Eastern art has exerted a degree of influence on many recent European artists: Some have sought a flattened effect, as in the work of Matisse, and the multiple viewpoints of Picasso's cubism corresponds well with traditional Chinese artistic notions, which similarly advocate the joining of natural features--rocks, trees, mountains-into unified entities. Many of the techniques and approaches in European art have appeared within the historical tradition of the East. The bizarre mix of images in a Chagall painting, no longer bound by an everyday temporal-spatial logic, may call to mind the depiction of dreamscapes in Chinese art that are often a feature of tapestry portraits and etchings from the Ming and Qing eras. Art and culture are always interrelated; "My own oil techniques tend to emphasize the flowing style of some of our ethnic art. I generally apply color lightly, but more thickly when necessary, even using the palette knife on occasion. I mix colors in many ways, but whether the effect is ideal only shows up on canvas and not on the palette, so I mix colors directly on the canvas. I also experiment with brushwork and I now prefer square brushes over the round ones I used to use. The base and the canvas are important too, and I prepare them well before painting. Another element I strive for is simplicity; I handle my subjects with reserve, which is part of our national character, an inward looking one, as a peace-loving people who have never invaded other territories."
In 1950s, members of the Shanghai art world responded to the call from Beijing, adding to the swell of urban youth leaving to work in the countryside and mountain regions. Many noteworthy artists of the time were dispatched to Inner Mongolia, western Fujian Province and the coal mines of the Huainan region. Instructed to go "deep into life" with the masses, they produced works based on the themes they found in those regions. For the artists it provided unusual experience and stimulation, and the depictions of the people's lives that grew out of that experience embodied their own personal sense of beauty and emotional responses. The artists trying to adapt to this era of the "new China" were spurred to find a balance between their previous styles and these new subjects drawn from real life. Guan Liang successfully embraced the painting of odes to the great motherland as a part of his art, to the extent that such work not only became a seminal influence in his creative process but was in addition a uniquely valuable contribution to the history of Chinese oil painting.

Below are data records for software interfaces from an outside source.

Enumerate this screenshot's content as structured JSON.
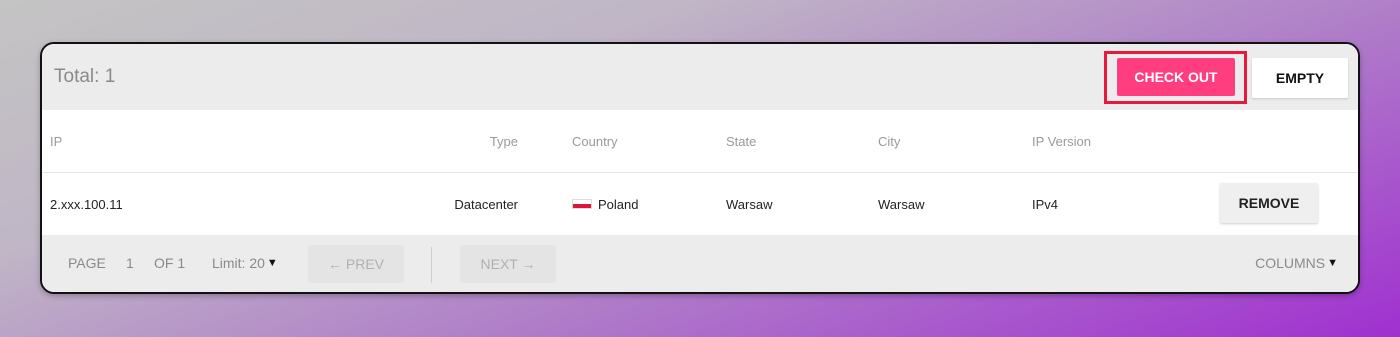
{
  "header": {
    "total_label": "Total: 1",
    "checkout_label": "CHECK OUT",
    "empty_label": "EMPTY"
  },
  "table": {
    "columns": [
      "IP",
      "Type",
      "Country",
      "State",
      "City",
      "IP Version"
    ],
    "rows": [
      {
        "ip": "2.xxx.100.11",
        "type": "Datacenter",
        "country": "Poland",
        "country_flag": "poland-flag-icon",
        "state": "Warsaw",
        "city": "Warsaw",
        "ip_version": "IPv4",
        "action_label": "REMOVE"
      }
    ]
  },
  "footer": {
    "page_label": "PAGE",
    "page_number": "1",
    "of_label": "OF 1",
    "limit_label": "Limit: 20",
    "prev_label": "← PREV",
    "next_label": "NEXT →",
    "columns_label": "COLUMNS"
  },
  "colors": {
    "checkout_button": "#ff3d7f",
    "highlight_border": "#e8193c",
    "background_start": "#c4c4c4",
    "background_end": "#a030d0"
  },
  "icons": {
    "limit_dropdown": "caret-down-icon",
    "columns_dropdown": "caret-down-icon"
  }
}
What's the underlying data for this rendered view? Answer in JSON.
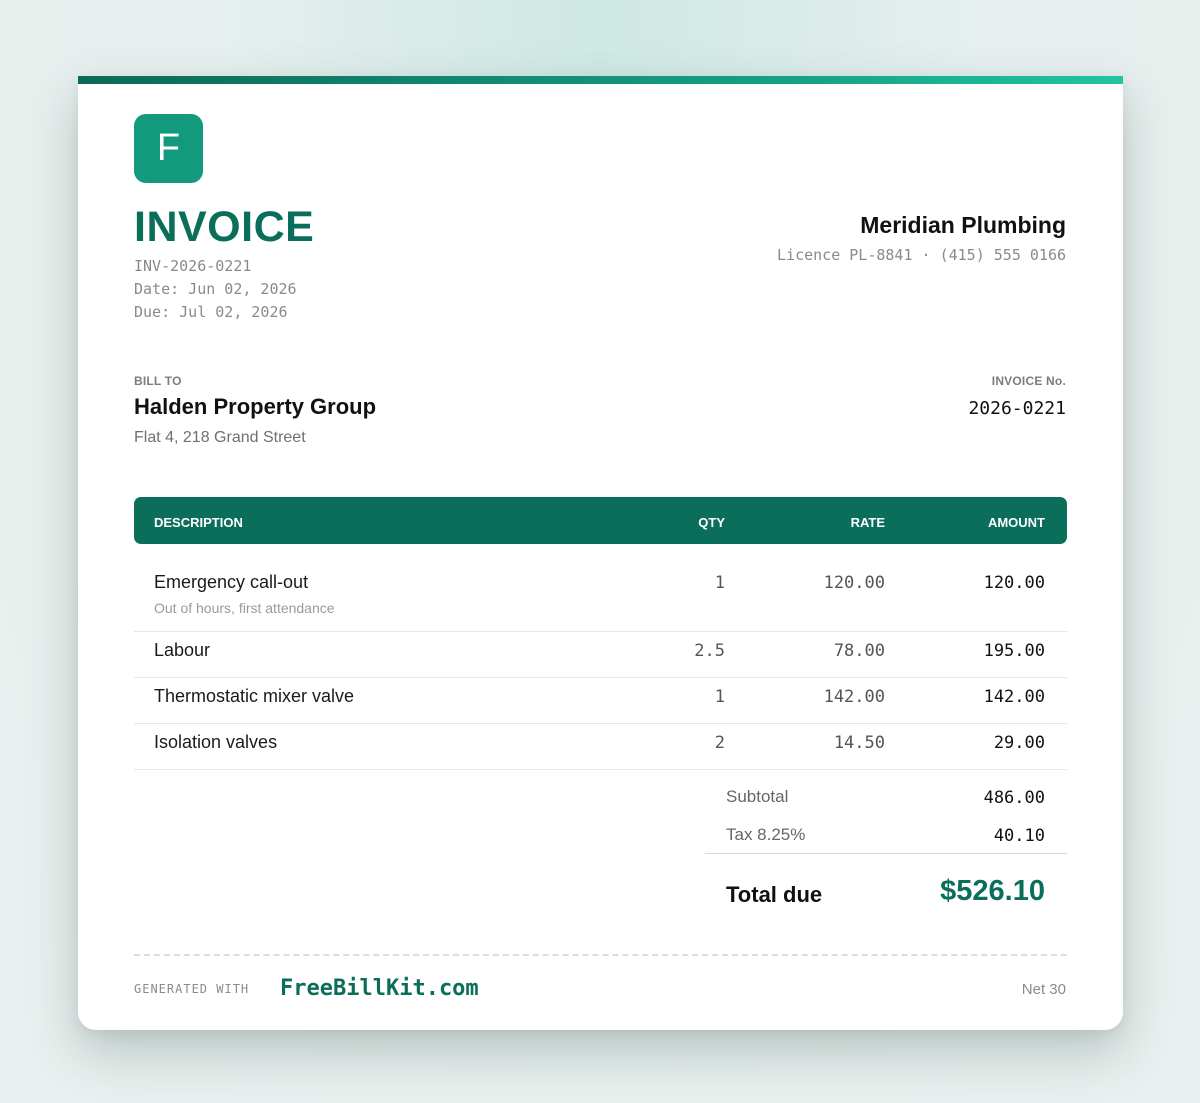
{
  "colors": {
    "accent": "#0b6e5a",
    "logo_bg": "#139a7c",
    "table_header_bg": "#0b6e5a"
  },
  "logo": {
    "letter": "F"
  },
  "invoice": {
    "title": "INVOICE",
    "id_line": "INV-2026-0221",
    "date_line": "Date: Jun 02, 2026",
    "due_line": "Due: Jul 02, 2026"
  },
  "company": {
    "name": "Meridian Plumbing",
    "details": "Licence PL-8841 · (415) 555 0166"
  },
  "bill_to": {
    "label": "BILL TO",
    "name": "Halden Property Group",
    "address": "Flat 4, 218 Grand Street"
  },
  "invoice_no": {
    "label": "INVOICE No.",
    "value": "2026-0221"
  },
  "table": {
    "headers": {
      "description": "DESCRIPTION",
      "qty": "QTY",
      "rate": "RATE",
      "amount": "AMOUNT"
    },
    "rows": [
      {
        "description": "Emergency call-out",
        "note": "Out of hours, first attendance",
        "qty": "1",
        "rate": "120.00",
        "amount": "120.00"
      },
      {
        "description": "Labour",
        "qty": "2.5",
        "rate": "78.00",
        "amount": "195.00"
      },
      {
        "description": "Thermostatic mixer valve",
        "qty": "1",
        "rate": "142.00",
        "amount": "142.00"
      },
      {
        "description": "Isolation valves",
        "qty": "2",
        "rate": "14.50",
        "amount": "29.00"
      }
    ]
  },
  "totals": {
    "subtotal_label": "Subtotal",
    "subtotal_value": "486.00",
    "tax_label": "Tax 8.25%",
    "tax_value": "40.10",
    "total_label": "Total due",
    "total_value": "$526.10"
  },
  "footer": {
    "generated_with": "GENERATED WITH",
    "brand": "FreeBillKit.com",
    "terms": "Net 30"
  }
}
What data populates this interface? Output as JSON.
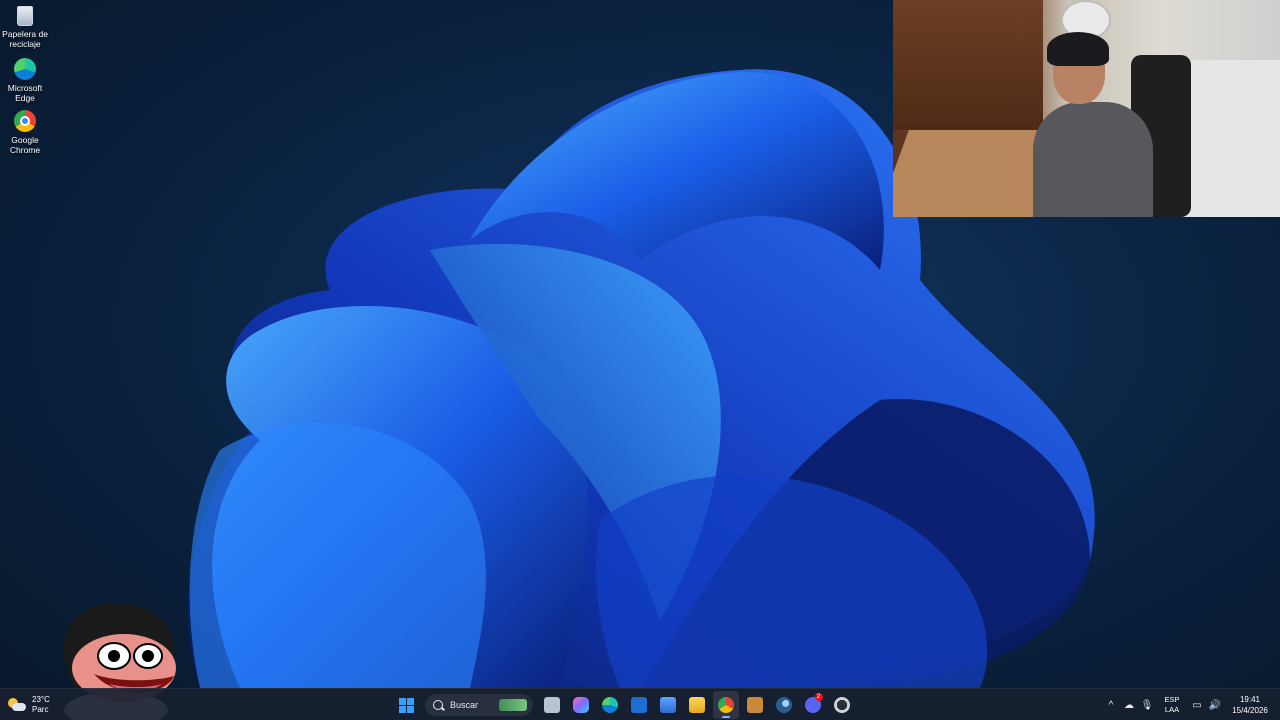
{
  "desktop": {
    "icons": [
      {
        "label": "Papelera de reciclaje",
        "icon": "recycle-bin-icon"
      },
      {
        "label": "Microsoft Edge",
        "icon": "edge-icon"
      },
      {
        "label": "Google Chrome",
        "icon": "chrome-icon"
      }
    ]
  },
  "taskbar": {
    "weather": {
      "temp": "23°C",
      "cond": "Parc",
      "icon": "partly-cloudy-icon"
    },
    "search_placeholder": "Buscar",
    "apps": [
      {
        "name": "task-view-icon",
        "color": "#b9c3d0"
      },
      {
        "name": "copilot-icon",
        "color": "#7b6cff"
      },
      {
        "name": "edge-icon",
        "color": "#1a9fe0"
      },
      {
        "name": "outlook-icon",
        "color": "#1f6ed4"
      },
      {
        "name": "store-icon",
        "color": "#5ca5ff"
      },
      {
        "name": "file-explorer-icon",
        "color": "#f3c334"
      },
      {
        "name": "chrome-icon",
        "color": "#ea4335"
      },
      {
        "name": "game-app-icon",
        "color": "#c98b3a"
      },
      {
        "name": "steam-icon",
        "color": "#4d8ec7"
      },
      {
        "name": "discord-icon",
        "color": "#5865f2"
      },
      {
        "name": "obs-icon",
        "color": "#cfd4da"
      }
    ],
    "discord_badge": "2",
    "tray": {
      "lang_top": "ESP",
      "lang_bottom": "LAA",
      "time": "19:41",
      "date": "15/4/2026"
    }
  },
  "colors": {
    "accent": "#3aa0ff",
    "taskbar": "#182030"
  }
}
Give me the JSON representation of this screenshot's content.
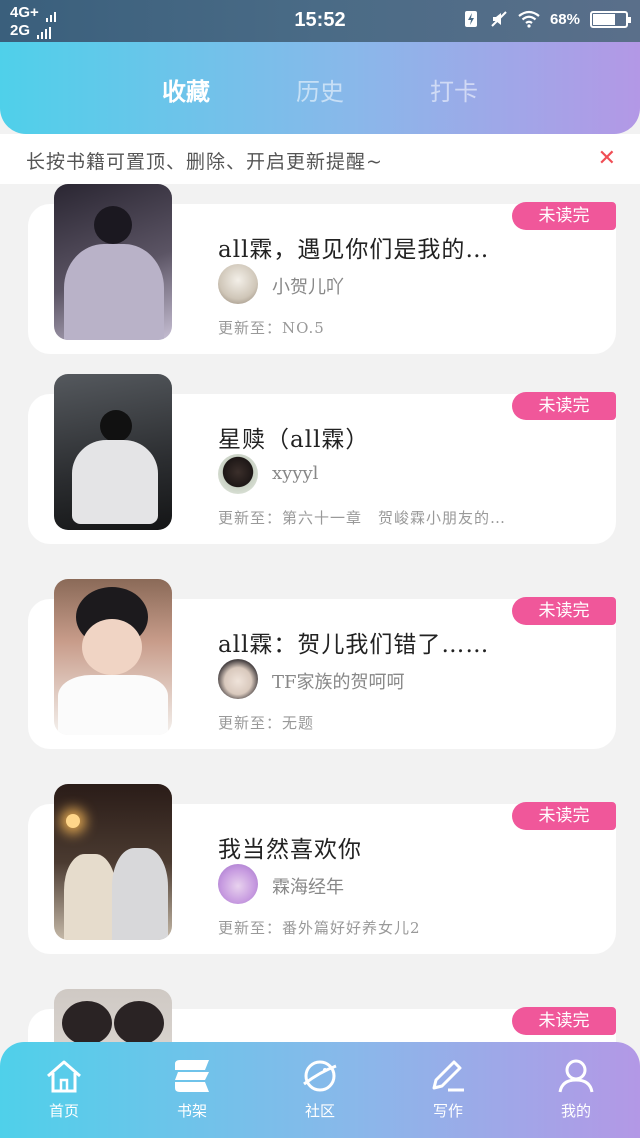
{
  "status_bar": {
    "network_top": "4G+",
    "network_bottom": "2G",
    "time": "15:52",
    "battery": "68%",
    "battery_level": 0.68
  },
  "header": {
    "tabs": [
      {
        "label": "收藏",
        "active": true
      },
      {
        "label": "历史",
        "active": false
      },
      {
        "label": "打卡",
        "active": false
      }
    ]
  },
  "tip": {
    "text": "长按书籍可置顶、删除、开启更新提醒~",
    "close": "✕"
  },
  "books": [
    {
      "title": "all霖，遇见你们是我的…",
      "author": "小贺儿吖",
      "update": "更新至：NO.5",
      "tag": "未读完"
    },
    {
      "title": "星赎（all霖）",
      "author": "xyyyl",
      "update": "更新至：第六十一章　贺峻霖小朋友的…",
      "tag": "未读完"
    },
    {
      "title": "all霖：贺儿我们错了……",
      "author": "TF家族的贺呵呵",
      "update": "更新至：无题",
      "tag": "未读完"
    },
    {
      "title": "我当然喜欢你",
      "author": "霖海经年",
      "update": "更新至：番外篇好好养女儿2",
      "tag": "未读完"
    },
    {
      "title": "",
      "author": "",
      "update": "",
      "tag": "未读完"
    }
  ],
  "bottom_nav": [
    {
      "label": "首页",
      "icon": "home-icon"
    },
    {
      "label": "书架",
      "icon": "bookshelf-icon"
    },
    {
      "label": "社区",
      "icon": "planet-icon"
    },
    {
      "label": "写作",
      "icon": "pen-icon"
    },
    {
      "label": "我的",
      "icon": "user-icon"
    }
  ],
  "colors": {
    "gradient_start": "#4fd0ea",
    "gradient_end": "#b398e6",
    "tag_pink": "#f0579a",
    "close_red": "#f04e55"
  }
}
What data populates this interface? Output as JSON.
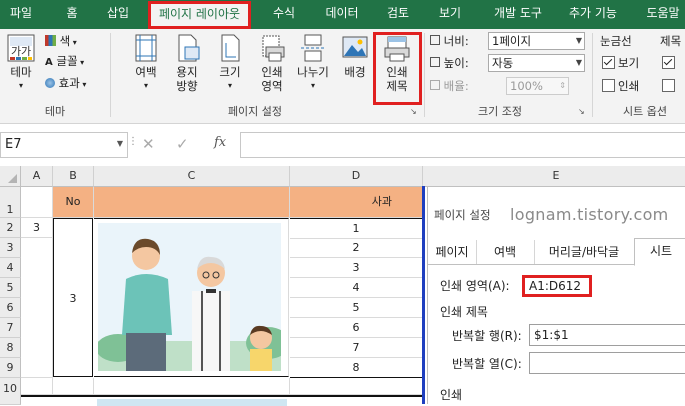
{
  "tabs": [
    "파일",
    "홈",
    "삽입",
    "페이지 레이아웃",
    "수식",
    "데이터",
    "검토",
    "보기",
    "개발 도구",
    "추가 기능",
    "도움말"
  ],
  "ribbon": {
    "theme_group": {
      "label": "테마",
      "theme_button": "테마",
      "colors": "색",
      "fonts": "글꼴",
      "effects": "효과"
    },
    "page_setup_group": {
      "label": "페이지 설정",
      "margins": "여백",
      "orientation_line1": "용지",
      "orientation_line2": "방향",
      "size": "크기",
      "print_area_line1": "인쇄",
      "print_area_line2": "영역",
      "breaks": "나누기",
      "background": "배경",
      "print_titles_line1": "인쇄",
      "print_titles_line2": "제목"
    },
    "scale_group": {
      "label": "크기 조정",
      "width_label": "너비:",
      "width_value": "1페이지",
      "height_label": "높이:",
      "height_value": "자동",
      "scale_label": "배율:",
      "scale_value": "100%"
    },
    "sheet_options_group": {
      "label": "시트 옵션",
      "gridlines": "눈금선",
      "headings": "제목",
      "view": "보기",
      "print": "인쇄"
    }
  },
  "formula_bar": {
    "name_box": "E7",
    "fx": "fx",
    "value": ""
  },
  "sheet": {
    "columns": [
      "A",
      "B",
      "C",
      "D",
      "E"
    ],
    "rows": [
      "1",
      "2",
      "3",
      "4",
      "5",
      "6",
      "7",
      "8",
      "9",
      "10"
    ],
    "header_no": "No",
    "header_apple": "사과",
    "a2": "3",
    "b_merged": "3",
    "d_values": [
      "1",
      "2",
      "3",
      "4",
      "5",
      "6",
      "7",
      "8"
    ]
  },
  "dialog": {
    "title": "페이지 설정",
    "watermark": "lognam.tistory.com",
    "tabs": [
      "페이지",
      "여백",
      "머리글/바닥글",
      "시트"
    ],
    "print_area_label": "인쇄 영역(A):",
    "print_area_value": "A1:D612",
    "print_titles_section": "인쇄 제목",
    "repeat_rows_label": "반복할 행(R):",
    "repeat_rows_value": "$1:$1",
    "repeat_cols_label": "반복할 열(C):",
    "repeat_cols_value": "",
    "print_section": "인쇄"
  },
  "colors": {
    "excel_green": "#217346",
    "highlight_red": "#e02020",
    "header_orange": "#f4b183",
    "selection_blue": "#1f3fbf"
  }
}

Guan Liang first painted in oils and later produced ink-wash paintings of theatrical characters, but the artist's characteristic style remains visible in both mediums even as he skillfully exploits their unique elements. This season, Christie's presents Guan Liang works featuring a number of themes in varying media, from outdoor landscapes to Beijing opera figures. Each displaying the central tenet of Guan Liang's painting, which is that expressive style and the spirit of a work should reflect the traits of the nation and its people, interpreted through the artist's personal stance.